"What are you going to do? A day on hair, a day on makeup and a day on wardrobe? What else is there?" they asked. I am paraphrasing only slightly.
The notion of anchors as newsroom leaders was somewhat novel. Network anchors had been using titles like managing editor for a number of years, but at the local level, too many anchors were "talent" first and foremost — paid to look pretty and sound good, in the irreverent opinion of many.
Yet there was no denying that, in markets of all sizes, anchors were traditionally the most experienced, inevitably the best paid and sometimes the most underutilized people in the newsroom. But resources were shrinking. The days of private offices for anchors were pretty much over. And these "faces of the station" were being pressed into service doing things they'd never really been trained to do: editing copy, coaching reporters, making ethical decisions and more. Being an anchor was starting to require off-camera skills.
In fact expectations of anchors were escalating, and it was becoming clear to some that investment in them ought to increase, too — not necessarily in what they're paid, but in how they're prepared for their expanded responsibilities.
That's why Jill Geisler and I got such a great response from stations when we started talking about anchors as "leaders, not readers." Management recognized the stake it had in those who were the embodiment of the brand. Compared with salary, benefits and promotion, the cost of training was almost trivial. But the benefits could be huge.

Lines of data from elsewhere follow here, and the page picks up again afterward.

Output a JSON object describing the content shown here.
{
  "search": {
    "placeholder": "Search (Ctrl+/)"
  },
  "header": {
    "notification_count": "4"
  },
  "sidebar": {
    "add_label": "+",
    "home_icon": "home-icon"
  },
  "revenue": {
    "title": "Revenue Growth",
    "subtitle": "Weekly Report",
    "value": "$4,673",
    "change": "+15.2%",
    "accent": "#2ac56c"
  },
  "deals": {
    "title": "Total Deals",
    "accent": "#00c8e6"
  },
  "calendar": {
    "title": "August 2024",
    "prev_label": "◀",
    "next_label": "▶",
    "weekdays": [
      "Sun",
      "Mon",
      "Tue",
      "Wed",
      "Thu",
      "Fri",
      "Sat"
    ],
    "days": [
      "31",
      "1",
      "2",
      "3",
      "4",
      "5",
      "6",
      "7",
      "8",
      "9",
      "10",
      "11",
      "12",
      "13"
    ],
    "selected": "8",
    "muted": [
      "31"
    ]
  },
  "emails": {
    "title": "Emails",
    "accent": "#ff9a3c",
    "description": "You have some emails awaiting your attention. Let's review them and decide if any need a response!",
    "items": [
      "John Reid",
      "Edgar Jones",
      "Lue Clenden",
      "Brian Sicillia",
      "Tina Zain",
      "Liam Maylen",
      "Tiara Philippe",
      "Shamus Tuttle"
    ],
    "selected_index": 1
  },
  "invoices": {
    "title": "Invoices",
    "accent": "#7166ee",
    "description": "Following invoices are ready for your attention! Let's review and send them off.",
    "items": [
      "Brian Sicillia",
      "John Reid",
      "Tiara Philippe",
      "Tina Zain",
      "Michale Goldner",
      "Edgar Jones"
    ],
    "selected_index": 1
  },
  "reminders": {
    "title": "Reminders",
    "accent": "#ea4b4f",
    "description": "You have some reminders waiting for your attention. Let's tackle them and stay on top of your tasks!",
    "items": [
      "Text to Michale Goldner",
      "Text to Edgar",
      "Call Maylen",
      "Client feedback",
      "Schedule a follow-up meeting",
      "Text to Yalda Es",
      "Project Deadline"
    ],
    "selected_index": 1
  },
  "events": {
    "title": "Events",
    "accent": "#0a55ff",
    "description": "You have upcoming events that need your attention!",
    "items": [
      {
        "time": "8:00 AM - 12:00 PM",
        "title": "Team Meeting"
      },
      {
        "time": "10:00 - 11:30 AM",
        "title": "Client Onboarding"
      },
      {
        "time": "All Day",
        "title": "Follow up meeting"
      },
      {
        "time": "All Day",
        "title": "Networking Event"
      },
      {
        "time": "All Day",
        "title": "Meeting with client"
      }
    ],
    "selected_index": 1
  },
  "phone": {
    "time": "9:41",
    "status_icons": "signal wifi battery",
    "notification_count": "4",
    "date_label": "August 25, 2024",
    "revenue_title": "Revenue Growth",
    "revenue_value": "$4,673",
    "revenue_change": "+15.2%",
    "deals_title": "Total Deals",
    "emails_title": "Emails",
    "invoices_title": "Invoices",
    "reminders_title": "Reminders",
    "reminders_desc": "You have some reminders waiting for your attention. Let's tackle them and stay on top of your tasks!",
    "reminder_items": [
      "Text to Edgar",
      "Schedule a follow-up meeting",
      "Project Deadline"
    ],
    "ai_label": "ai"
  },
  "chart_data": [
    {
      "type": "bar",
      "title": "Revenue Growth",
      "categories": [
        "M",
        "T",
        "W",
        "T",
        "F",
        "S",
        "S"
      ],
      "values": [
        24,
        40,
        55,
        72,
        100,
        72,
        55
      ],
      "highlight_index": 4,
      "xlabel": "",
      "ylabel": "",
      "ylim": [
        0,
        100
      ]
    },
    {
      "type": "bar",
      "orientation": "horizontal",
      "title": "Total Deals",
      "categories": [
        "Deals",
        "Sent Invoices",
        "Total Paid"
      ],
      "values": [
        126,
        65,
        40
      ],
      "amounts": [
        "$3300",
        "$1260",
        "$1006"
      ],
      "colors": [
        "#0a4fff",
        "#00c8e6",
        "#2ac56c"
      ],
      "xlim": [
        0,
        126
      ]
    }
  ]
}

I ended up leaving Poynter for a new newsroom of my own just as the inaugural anchor leadership seminar was coming together, but it couldn't have been in better hands than Jill's, and she was kind enough to bring me back as visiting faculty. Over the years, the feedback we got from the anchors who came to learn "skills without script" — and from the newsrooms they returned to — was wonderfully positive.
Poynter has moved into new, exciting and important other areas, and it's been a few years now since the last anchor seminar there. But demands on anchors certainly haven't diminished, and the need for leadership has never been greater. Social media, "fake news" and declining trust in institutions of all kinds — including journalism — have only heightened the need for anchors who lead as effectively as they read.
So next summer in Chicago, Jill and I will gather an all-star faculty of experts from across the country for an intensive two-day program. We'll include on-camera leadership, too. But there will be nothing cosmetic about the content of this seminar.
Because, as any anchor can tell you: Hair, makeup and wardrobe are the easy part of the job.
Learn more like this at the 2019 RTDNA / Loyola University Chicago Anchor and Producer Leadership Summit, July 10-12. Learn more and register here.